_Records:_
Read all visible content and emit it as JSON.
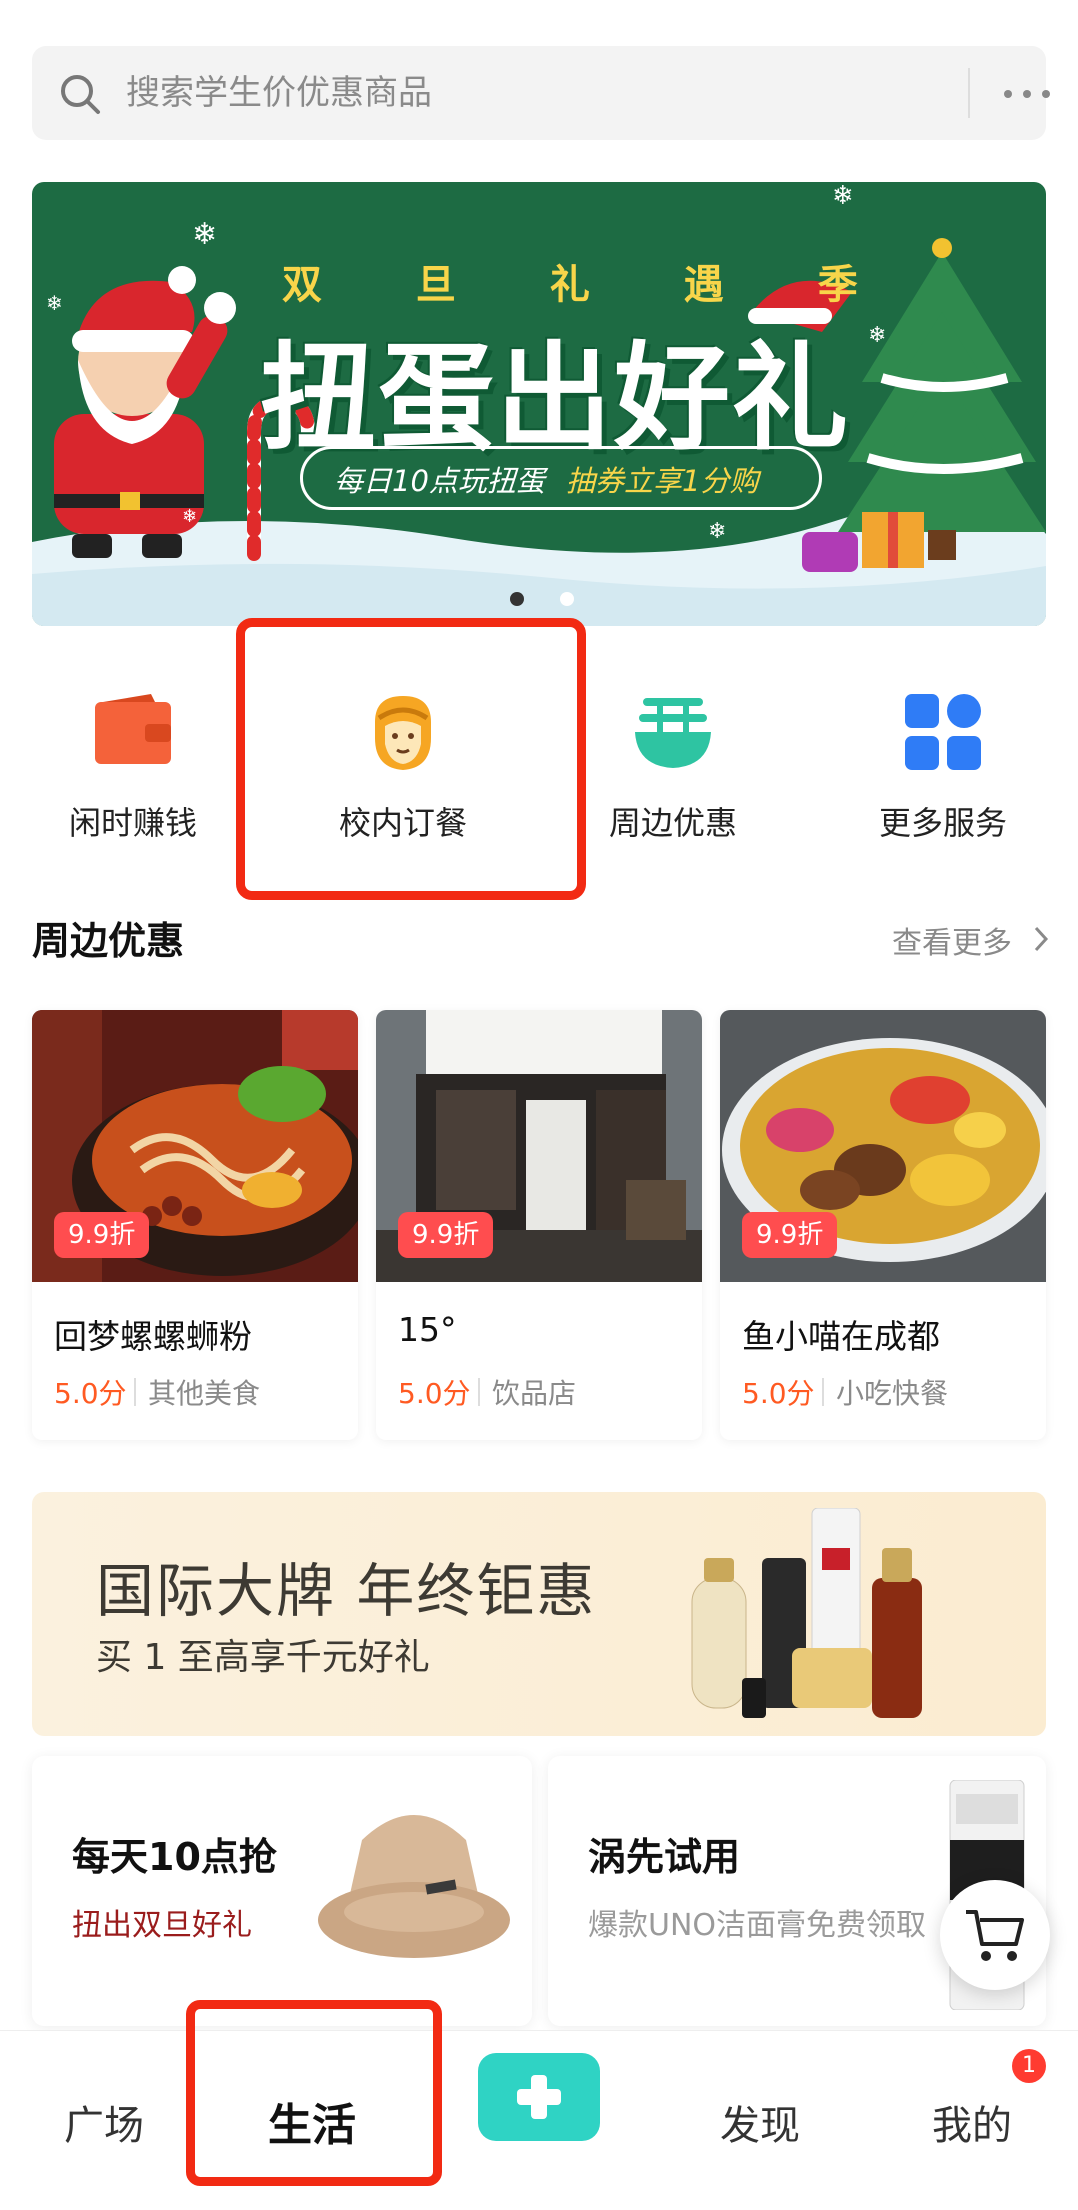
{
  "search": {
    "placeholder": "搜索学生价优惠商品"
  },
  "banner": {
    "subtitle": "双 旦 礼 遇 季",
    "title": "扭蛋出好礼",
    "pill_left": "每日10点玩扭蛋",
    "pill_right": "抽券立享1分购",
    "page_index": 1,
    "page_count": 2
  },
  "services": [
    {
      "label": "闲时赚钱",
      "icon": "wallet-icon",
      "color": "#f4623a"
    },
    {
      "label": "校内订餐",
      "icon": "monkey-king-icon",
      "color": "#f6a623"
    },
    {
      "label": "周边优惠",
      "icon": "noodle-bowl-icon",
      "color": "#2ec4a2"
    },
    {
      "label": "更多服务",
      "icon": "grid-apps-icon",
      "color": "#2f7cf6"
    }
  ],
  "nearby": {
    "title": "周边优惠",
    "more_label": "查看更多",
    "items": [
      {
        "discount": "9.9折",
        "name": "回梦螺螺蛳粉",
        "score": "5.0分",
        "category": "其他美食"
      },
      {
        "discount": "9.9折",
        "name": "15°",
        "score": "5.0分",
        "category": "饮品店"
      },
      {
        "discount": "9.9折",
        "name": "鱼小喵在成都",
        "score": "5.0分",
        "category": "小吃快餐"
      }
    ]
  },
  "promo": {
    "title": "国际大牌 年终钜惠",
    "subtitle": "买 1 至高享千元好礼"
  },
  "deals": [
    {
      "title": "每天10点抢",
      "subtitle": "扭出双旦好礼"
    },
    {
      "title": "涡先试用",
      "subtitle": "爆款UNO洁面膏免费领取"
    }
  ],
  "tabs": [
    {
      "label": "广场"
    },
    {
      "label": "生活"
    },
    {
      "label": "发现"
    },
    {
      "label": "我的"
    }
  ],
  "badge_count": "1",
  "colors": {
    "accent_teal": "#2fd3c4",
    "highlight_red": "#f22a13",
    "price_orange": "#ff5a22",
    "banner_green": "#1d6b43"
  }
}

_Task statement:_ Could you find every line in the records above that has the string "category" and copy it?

_Answer below:_
        "category": "其他美食"
        "category": "饮品店"
        "category": "小吃快餐"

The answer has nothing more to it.